Description of the task: Repeat the listing word for word. Leave every picture out.

──────── Data for this exercise

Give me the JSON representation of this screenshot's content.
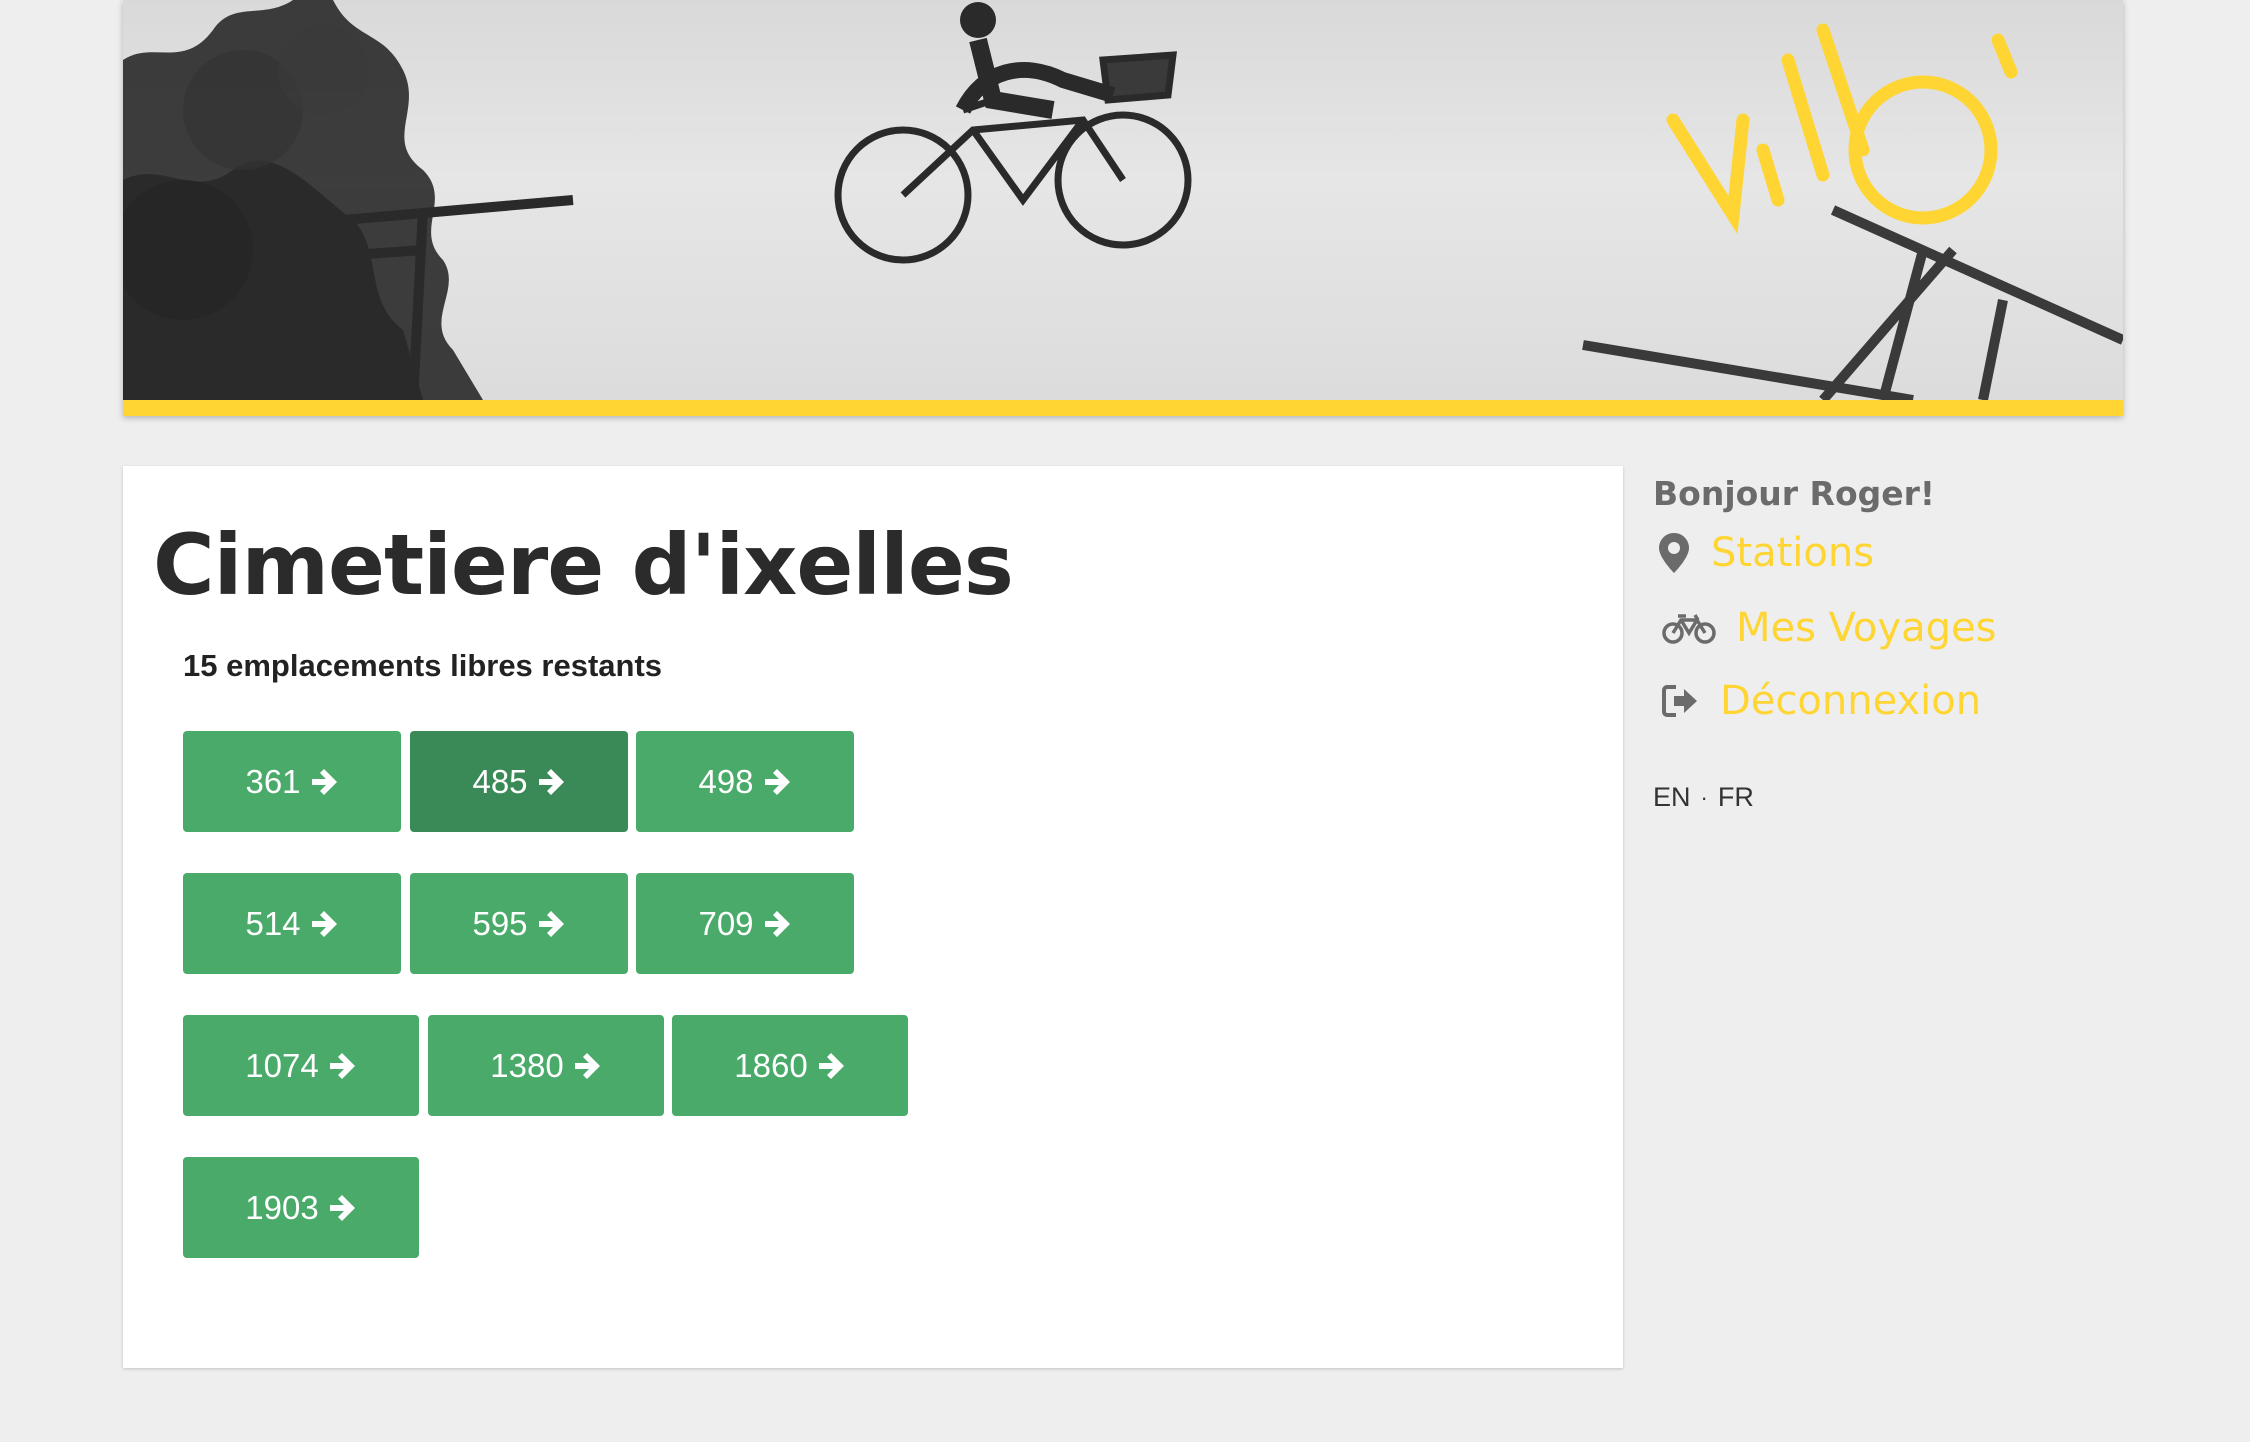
{
  "banner": {
    "logo_text": "Villo!",
    "accent_color": "#ffd534"
  },
  "station": {
    "title": "Cimetiere d'ixelles",
    "free_slots_text": "15 emplacements libres restants"
  },
  "slots": [
    {
      "label": "361"
    },
    {
      "label": "485",
      "active": true
    },
    {
      "label": "498"
    },
    {
      "label": "514"
    },
    {
      "label": "595"
    },
    {
      "label": "709"
    },
    {
      "label": "1074"
    },
    {
      "label": "1380"
    },
    {
      "label": "1860"
    },
    {
      "label": "1903"
    }
  ],
  "slot_icon": "arrow-right-icon",
  "sidebar": {
    "greeting": "Bonjour Roger!",
    "nav": [
      {
        "label": "Stations",
        "icon": "map-marker-icon"
      },
      {
        "label": "Mes Voyages",
        "icon": "bicycle-icon"
      },
      {
        "label": "Déconnexion",
        "icon": "sign-out-icon"
      }
    ],
    "languages": [
      "EN",
      "FR"
    ],
    "separator": "·"
  },
  "colors": {
    "button_green": "#4aaa6a",
    "button_green_active": "#3a8a58",
    "link_yellow": "#ffd534",
    "background": "#eeeeee"
  }
}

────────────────

Result for this task:
Give me the JSON representation of this screenshot's content.
{
  "banner": {
    "logo_text": "Villo!",
    "accent_color": "#ffd534"
  },
  "station": {
    "title": "Cimetiere d'ixelles",
    "free_slots_text": "15 emplacements libres restants"
  },
  "slots": [
    {
      "label": "361"
    },
    {
      "label": "485",
      "active": true
    },
    {
      "label": "498"
    },
    {
      "label": "514"
    },
    {
      "label": "595"
    },
    {
      "label": "709"
    },
    {
      "label": "1074"
    },
    {
      "label": "1380"
    },
    {
      "label": "1860"
    },
    {
      "label": "1903"
    }
  ],
  "slot_icon": "arrow-right-icon",
  "sidebar": {
    "greeting": "Bonjour Roger!",
    "nav": [
      {
        "label": "Stations",
        "icon": "map-marker-icon"
      },
      {
        "label": "Mes Voyages",
        "icon": "bicycle-icon"
      },
      {
        "label": "Déconnexion",
        "icon": "sign-out-icon"
      }
    ],
    "languages": [
      "EN",
      "FR"
    ],
    "separator": "·"
  },
  "colors": {
    "button_green": "#4aaa6a",
    "button_green_active": "#3a8a58",
    "link_yellow": "#ffd534",
    "background": "#eeeeee"
  }
}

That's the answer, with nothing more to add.